WLC: Did you get the chance to go abroad while you were in high school?
Joi: My first time abroad was my study abroad in Cáceres, Spain!
WLC: Hey, solid segue! So you went the Spring semester of your Junior year. How did you decide when and where to go?
Joi: Well I knew I wanted to go to Spain because- I don’t know if you’ve seen The Cheetah Girls 2, but that’s one of the reasons I really wanted to go to Spain, and I wanted to learn Spanish because of that movie. *Editor’s note: see the video clip below for reference* So that’s the reason I learned the language. I wanted to go as soon as possible. I considered going Spring of my Sophomore year, and I ended up pushing it back for some reason. I feel like it was good timing that I went Spring of my Junior year. I decided on the Cáceres program because a lot of students had gone before, and it was a well-known program within the department. The money aspect- since I am paying for my college education myself- was nice. I am an out of state student, and it’s way cheaper to study there for a semester than it is to pay out of state tuition here.

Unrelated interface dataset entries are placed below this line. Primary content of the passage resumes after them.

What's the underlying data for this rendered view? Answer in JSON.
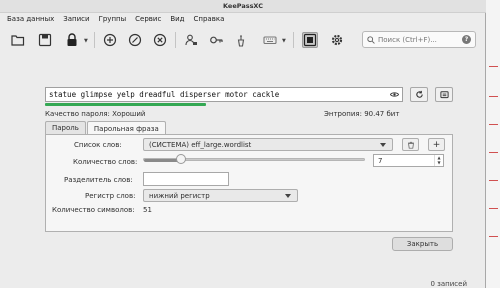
{
  "window": {
    "title": "KeePassXC"
  },
  "menu": [
    "База данных",
    "Записи",
    "Группы",
    "Сервис",
    "Вид",
    "Справка"
  ],
  "search": {
    "placeholder": "Поиск (Ctrl+F)...",
    "help": "?"
  },
  "generator": {
    "password": "statue glimpse yelp dreadful disperser motor cackle",
    "quality_label": "Качество пароля: Хороший",
    "entropy_label": "Энтропия: 90.47 бит",
    "quality_fraction": 0.45,
    "strength_color": "#34a853",
    "tabs": [
      "Пароль",
      "Парольная фраза"
    ],
    "active_tab": "Парольная фраза",
    "wordlist_label": "Список слов:",
    "wordlist_value": "(СИСТЕМА) eff_large.wordlist",
    "word_count_label": "Количество слов:",
    "word_count_value": "7",
    "separator_label": "Разделитель слов:",
    "separator_value": "",
    "case_label": "Регистр слов:",
    "case_value": "нижний регистр",
    "char_count_label": "Количество символов:",
    "char_count_value": "51",
    "close_label": "Закрыть",
    "add_symbol": "+"
  },
  "status": {
    "entries": "0 записей"
  },
  "icons": [
    "folder-open-icon",
    "save-icon",
    "lock-icon",
    "add-entry-icon",
    "edit-entry-icon",
    "delete-entry-icon",
    "copy-username-icon",
    "copy-password-icon",
    "autotype-keyboard-icon",
    "password-generator-icon",
    "settings-gear-icon",
    "search-icon",
    "eye-icon",
    "regenerate-icon",
    "copy-icon",
    "trash-icon"
  ]
}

WLC: How did you land your internship in Uganda?
Joi: Well, I was looking at a few different options for my internship for my GLOBE major. I considered staying in Spain, but I wanted to go somewhere else. It was really great because GLOBE pays for your plane tickets which takes a big chunk out of financing the trip. I originally wanted to go somewhere that speaks Spanish, but in the end I was looking for what worked best with my study abroad in the Spring. The Iowa State Uganda program is Iowa State’s Nonprofit Organization. My advisers and professors lead the program; they’re on the board and everything. I asked one of my advisers where I should go, and she said “Just come with me to Uganda!” and that’s how I ended up going! I loved Uganda so much, it was such a great experience.
WLC: Do you think that you found any connections between the cultures that you’ve experienced within the last year or so?
Joi: When I was in Uganda, I taught math to a sixth grade class. While English is the official language of Uganda, we were in a more rural area, and not everyone spoke English. At first, when I came in to teach, I would just write on the board and explain, and the kids would kind of look at me funny. It made me realize that I needed to slow down because I thought back to how I was at first when I was in Spain if people spoke too fast. I was really able to relate to these students because of that. Those blank stares were so familiar to me- the “otra vez, por favor“- but they didn’t know how to ask me to say it again, so I had to figure that part out on my own.
WLC: Do you feel like your experiences abroad will affect what you do after graduation?
Joi: Yes, I definitely think so. I knew I wanted to go to graduate school, but I was on the fence before I went to Uganda about what I wanted to study. Now, I think I want to do something in the medical field and then hopefully return to developing countries. I definitely want to get to Latin America so that I can use my Spanish; maybe I could work at some NGOs. That’s the goal. I had never been abroad before I went to Cáceres, and now I can’t wait to get out of the U.S. again!